For the festival itself, Stephen called on the DC music community, including longtime friends and partners at the Black Cat, who will host the two-day festival. The lineup features a wide range of styles in the dark music genre: EBM, post punk, minimal electronic and experimental electronic, to name a few, are reflected in the lineup.

“All the bands we approached were really into it and excited about the idea of the proceeds going to charity,” he says. “They were also excited about doing it in DC because things like this don’t really happen in DC. We’ve got a bunch of artists that have never played here.”

As Technophobia, Katie and Stephen have deep roots in the dark music and DC music community.

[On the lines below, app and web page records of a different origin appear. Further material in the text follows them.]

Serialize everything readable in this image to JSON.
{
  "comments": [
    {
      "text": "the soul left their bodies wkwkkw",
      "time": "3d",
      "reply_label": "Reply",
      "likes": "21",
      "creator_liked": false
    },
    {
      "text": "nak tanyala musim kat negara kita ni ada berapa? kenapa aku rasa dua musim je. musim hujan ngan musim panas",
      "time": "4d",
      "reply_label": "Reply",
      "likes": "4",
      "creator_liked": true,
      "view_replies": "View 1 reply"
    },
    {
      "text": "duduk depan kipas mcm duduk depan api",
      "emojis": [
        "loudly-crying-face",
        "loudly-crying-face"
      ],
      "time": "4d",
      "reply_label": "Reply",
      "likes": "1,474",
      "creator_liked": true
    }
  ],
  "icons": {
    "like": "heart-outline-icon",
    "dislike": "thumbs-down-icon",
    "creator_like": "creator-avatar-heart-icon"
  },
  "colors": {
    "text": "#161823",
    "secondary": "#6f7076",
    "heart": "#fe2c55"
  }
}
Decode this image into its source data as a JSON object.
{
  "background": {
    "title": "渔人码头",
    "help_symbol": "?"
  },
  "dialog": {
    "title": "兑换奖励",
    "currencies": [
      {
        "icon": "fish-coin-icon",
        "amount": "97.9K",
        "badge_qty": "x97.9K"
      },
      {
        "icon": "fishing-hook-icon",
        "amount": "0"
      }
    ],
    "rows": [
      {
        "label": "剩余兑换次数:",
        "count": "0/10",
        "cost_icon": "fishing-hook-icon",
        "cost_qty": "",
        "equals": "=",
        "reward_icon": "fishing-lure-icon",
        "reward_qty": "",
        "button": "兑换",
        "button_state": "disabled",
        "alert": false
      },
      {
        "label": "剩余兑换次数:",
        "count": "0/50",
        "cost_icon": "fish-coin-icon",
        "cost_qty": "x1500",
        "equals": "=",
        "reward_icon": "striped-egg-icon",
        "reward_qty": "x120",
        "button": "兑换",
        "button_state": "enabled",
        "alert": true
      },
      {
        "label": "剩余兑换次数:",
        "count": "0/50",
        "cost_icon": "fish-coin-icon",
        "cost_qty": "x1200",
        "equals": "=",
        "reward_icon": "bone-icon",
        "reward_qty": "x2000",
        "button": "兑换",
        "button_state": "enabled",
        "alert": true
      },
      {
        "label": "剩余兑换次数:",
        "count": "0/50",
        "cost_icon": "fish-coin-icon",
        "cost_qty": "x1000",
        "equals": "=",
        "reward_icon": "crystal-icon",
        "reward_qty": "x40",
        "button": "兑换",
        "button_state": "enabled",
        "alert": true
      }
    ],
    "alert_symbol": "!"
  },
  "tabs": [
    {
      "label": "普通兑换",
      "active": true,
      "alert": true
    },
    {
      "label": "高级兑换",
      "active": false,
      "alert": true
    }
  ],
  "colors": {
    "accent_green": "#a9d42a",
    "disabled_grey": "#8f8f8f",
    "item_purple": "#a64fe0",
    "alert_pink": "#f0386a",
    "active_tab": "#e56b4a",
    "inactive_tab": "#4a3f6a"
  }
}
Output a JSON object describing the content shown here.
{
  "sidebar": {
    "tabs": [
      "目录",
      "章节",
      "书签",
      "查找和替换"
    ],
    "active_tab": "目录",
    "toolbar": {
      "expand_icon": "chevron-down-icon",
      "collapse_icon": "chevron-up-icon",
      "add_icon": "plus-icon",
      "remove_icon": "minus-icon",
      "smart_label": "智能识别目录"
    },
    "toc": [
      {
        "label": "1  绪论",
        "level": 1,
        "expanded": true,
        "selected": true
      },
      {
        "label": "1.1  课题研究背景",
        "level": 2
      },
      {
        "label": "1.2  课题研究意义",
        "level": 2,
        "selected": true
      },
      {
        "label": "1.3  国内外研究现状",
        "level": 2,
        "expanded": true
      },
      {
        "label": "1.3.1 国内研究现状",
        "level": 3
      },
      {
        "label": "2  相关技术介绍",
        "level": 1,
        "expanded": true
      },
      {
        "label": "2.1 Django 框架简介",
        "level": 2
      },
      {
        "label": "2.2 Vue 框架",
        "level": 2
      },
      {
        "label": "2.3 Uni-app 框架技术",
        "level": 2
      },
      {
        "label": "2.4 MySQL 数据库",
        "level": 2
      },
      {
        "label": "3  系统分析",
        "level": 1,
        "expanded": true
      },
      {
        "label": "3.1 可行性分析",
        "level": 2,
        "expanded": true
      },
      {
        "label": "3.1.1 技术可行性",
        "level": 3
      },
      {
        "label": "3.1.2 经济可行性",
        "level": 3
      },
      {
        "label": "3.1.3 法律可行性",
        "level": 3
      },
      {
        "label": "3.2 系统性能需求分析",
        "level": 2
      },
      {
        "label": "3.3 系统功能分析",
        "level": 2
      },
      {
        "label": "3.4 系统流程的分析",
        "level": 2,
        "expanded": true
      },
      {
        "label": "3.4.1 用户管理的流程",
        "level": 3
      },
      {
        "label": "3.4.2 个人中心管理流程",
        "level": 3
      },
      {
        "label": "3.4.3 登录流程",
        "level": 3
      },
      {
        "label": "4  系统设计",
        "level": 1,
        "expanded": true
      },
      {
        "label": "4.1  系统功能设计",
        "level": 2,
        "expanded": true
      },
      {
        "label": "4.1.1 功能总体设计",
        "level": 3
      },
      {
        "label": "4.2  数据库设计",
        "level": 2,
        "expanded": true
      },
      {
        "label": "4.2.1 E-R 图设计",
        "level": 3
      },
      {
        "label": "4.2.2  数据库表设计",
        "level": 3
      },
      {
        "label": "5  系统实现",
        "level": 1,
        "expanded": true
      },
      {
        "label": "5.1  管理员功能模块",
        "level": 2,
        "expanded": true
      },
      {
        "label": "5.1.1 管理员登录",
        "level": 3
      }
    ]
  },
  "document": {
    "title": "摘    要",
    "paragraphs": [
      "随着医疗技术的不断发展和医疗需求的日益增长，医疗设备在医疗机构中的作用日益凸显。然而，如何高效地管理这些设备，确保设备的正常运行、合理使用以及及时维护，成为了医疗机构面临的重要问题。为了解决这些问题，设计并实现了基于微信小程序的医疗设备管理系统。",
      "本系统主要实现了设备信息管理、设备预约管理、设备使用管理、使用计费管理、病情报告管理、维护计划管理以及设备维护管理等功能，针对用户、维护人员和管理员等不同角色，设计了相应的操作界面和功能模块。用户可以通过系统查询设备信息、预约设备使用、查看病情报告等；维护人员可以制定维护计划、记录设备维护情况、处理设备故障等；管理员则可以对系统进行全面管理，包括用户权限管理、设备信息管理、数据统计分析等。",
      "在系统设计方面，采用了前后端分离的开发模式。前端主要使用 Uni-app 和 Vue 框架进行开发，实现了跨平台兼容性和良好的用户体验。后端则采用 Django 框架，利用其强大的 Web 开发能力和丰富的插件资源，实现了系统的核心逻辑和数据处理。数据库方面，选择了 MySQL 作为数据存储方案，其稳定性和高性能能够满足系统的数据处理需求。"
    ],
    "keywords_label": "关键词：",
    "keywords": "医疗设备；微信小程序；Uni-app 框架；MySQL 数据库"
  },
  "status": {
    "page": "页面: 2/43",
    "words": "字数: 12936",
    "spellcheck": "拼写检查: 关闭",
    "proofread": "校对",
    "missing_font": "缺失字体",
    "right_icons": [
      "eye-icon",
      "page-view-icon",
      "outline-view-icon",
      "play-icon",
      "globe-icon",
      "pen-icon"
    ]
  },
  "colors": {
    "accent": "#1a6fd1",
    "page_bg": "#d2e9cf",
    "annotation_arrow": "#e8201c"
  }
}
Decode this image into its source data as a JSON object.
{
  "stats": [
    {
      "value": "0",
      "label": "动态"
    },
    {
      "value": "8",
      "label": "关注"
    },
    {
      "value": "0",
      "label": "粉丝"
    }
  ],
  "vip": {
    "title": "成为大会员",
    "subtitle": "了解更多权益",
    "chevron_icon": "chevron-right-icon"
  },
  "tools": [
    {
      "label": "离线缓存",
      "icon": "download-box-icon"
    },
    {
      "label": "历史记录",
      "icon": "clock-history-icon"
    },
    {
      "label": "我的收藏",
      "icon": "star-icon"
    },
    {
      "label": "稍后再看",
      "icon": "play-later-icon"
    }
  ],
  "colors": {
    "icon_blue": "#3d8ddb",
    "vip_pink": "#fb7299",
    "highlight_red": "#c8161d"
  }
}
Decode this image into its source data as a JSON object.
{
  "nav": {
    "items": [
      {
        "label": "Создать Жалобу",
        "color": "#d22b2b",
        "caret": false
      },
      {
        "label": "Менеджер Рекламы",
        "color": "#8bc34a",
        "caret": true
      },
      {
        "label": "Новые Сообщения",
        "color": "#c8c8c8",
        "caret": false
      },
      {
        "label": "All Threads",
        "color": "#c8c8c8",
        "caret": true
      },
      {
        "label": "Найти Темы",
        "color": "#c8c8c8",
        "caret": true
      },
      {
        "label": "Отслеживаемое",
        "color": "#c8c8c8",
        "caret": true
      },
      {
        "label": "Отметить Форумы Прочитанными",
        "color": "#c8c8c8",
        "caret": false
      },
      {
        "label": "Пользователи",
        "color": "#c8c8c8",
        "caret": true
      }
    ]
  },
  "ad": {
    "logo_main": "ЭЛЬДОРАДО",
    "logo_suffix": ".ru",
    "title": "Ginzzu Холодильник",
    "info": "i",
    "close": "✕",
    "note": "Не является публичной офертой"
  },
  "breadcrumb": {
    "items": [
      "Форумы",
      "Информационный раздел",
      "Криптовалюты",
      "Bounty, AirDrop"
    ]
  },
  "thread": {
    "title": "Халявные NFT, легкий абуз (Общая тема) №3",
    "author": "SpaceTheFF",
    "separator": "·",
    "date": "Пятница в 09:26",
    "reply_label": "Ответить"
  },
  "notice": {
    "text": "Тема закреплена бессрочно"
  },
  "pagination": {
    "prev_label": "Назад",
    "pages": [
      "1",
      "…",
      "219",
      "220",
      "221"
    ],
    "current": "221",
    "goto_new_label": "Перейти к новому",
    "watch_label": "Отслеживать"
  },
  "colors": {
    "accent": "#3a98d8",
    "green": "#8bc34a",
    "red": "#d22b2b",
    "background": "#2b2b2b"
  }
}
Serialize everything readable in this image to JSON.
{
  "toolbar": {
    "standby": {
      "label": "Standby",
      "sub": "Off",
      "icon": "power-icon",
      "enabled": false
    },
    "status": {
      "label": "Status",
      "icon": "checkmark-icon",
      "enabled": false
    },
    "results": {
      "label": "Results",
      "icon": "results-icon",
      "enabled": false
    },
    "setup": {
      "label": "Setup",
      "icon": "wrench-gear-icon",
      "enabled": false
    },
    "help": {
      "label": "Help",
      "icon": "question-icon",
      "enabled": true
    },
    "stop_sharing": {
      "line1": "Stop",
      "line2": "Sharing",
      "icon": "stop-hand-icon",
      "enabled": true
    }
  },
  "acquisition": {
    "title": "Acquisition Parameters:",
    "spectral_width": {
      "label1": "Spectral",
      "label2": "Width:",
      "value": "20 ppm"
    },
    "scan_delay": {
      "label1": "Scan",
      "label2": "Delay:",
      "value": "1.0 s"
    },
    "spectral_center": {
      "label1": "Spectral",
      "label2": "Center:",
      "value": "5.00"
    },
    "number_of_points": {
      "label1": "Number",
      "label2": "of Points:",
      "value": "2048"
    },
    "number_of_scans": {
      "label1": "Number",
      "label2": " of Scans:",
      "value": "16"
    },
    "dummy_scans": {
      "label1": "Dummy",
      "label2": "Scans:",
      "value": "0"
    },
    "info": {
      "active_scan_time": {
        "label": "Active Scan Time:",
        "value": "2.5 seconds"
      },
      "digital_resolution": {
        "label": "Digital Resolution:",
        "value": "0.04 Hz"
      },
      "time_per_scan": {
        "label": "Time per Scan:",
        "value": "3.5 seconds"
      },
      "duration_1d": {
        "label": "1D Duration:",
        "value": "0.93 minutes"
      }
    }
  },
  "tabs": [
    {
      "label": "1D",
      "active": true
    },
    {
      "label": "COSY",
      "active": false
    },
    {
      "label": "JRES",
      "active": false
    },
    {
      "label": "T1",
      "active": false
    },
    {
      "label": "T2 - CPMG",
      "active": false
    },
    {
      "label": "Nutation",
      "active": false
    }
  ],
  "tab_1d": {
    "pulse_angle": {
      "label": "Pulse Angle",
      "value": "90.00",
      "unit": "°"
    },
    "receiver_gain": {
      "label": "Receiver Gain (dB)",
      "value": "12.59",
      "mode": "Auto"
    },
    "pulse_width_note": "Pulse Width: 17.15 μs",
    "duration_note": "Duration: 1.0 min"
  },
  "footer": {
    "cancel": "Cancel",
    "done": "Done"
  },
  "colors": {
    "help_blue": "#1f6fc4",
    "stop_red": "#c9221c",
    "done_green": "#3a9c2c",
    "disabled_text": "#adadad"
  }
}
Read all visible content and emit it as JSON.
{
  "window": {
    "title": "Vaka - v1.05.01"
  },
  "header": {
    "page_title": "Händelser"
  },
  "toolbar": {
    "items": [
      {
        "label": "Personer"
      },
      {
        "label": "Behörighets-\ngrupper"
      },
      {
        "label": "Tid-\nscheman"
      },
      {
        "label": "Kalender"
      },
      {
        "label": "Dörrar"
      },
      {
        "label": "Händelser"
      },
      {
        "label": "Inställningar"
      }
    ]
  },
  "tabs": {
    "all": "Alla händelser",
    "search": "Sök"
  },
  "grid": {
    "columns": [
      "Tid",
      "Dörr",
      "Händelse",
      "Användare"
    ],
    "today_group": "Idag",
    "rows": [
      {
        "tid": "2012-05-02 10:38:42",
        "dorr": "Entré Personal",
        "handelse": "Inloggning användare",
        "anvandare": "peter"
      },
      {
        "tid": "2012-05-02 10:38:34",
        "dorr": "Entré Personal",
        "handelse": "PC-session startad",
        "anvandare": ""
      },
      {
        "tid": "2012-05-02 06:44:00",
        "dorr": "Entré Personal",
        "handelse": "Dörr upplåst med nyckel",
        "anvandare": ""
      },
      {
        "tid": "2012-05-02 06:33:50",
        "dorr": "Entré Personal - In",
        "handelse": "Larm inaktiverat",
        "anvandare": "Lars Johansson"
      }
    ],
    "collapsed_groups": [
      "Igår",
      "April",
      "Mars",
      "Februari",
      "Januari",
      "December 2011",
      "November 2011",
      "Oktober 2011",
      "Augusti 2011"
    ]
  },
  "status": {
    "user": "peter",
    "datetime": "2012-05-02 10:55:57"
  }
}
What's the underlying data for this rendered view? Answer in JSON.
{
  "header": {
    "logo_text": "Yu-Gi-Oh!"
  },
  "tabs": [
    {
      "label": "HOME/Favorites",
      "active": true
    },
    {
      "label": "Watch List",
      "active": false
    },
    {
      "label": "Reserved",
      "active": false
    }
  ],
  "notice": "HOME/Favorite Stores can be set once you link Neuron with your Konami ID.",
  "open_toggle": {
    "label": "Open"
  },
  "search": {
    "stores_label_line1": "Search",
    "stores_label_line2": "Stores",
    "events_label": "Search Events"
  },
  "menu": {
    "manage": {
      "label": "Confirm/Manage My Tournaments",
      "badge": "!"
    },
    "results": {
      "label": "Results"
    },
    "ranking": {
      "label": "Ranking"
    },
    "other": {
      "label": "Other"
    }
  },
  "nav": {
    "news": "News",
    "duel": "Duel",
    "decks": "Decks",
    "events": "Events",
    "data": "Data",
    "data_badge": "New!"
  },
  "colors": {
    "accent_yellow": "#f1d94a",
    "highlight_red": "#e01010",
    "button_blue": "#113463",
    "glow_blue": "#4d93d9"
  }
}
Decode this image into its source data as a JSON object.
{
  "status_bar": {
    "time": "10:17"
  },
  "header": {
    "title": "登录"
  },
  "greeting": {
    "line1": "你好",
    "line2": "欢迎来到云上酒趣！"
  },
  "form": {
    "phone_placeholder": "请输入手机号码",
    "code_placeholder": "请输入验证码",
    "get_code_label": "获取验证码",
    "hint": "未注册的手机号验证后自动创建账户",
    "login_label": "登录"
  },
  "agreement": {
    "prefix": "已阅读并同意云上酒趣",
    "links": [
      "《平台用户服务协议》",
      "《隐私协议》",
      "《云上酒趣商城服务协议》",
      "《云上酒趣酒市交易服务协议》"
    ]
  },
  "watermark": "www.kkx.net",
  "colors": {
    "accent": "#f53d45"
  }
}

Their band will be playing at the festival, and Stephen says that in addition to the charitable aspects of Tiny Cat, they’re looking forward to sharing the stage with “bands that we’ve always wanted to play with but never had a chance to.”

“Community is important to us,” he continues. “Not just our community in DC but our larger music community. It’s important to have people involved in this positive thing that we’re doing.”

The DC community has definitely rallied behind Working Order and Tiny Cat. Just last month, the organization won a $1,000 grant from The Awesome Foundation’s DC chapter to help with the cost of bringing an amazing pantheon of artists to DC for Tiny Cat.

When asked about playing multiple parts in the production of the festival, Stephen was quick to show how passionate he is about what he’s doing with Working Order.

“Part organizers, part on the bill – that’s what we always do,” he says. “There’s a DIY aesthetic to what we do. It’s definitely a labor of love.”

Tiny Cat Dark Music Festival takes place Friday, August 3 (Hante, Kontravoid, Technophobia, Remote/Control and Radiator Greys play) and Saturday, August 4 (Crash Course in Science, Tempers, Void Vision, Twins and Aertex play). Tickets are $35 for a two day pass and $20 for a single day pass. Doors at 8 p.m. both nights. All proceeds directly benefit the Greater DC Diaper Bank. For more on Working Order Records, visit www.workingorderrecords.org. For more on the Greater DC Diaper Bank, visit here.

Black Cat: 1811 14th St. NW, DC; 202-667-4490; www.blackcatdc.com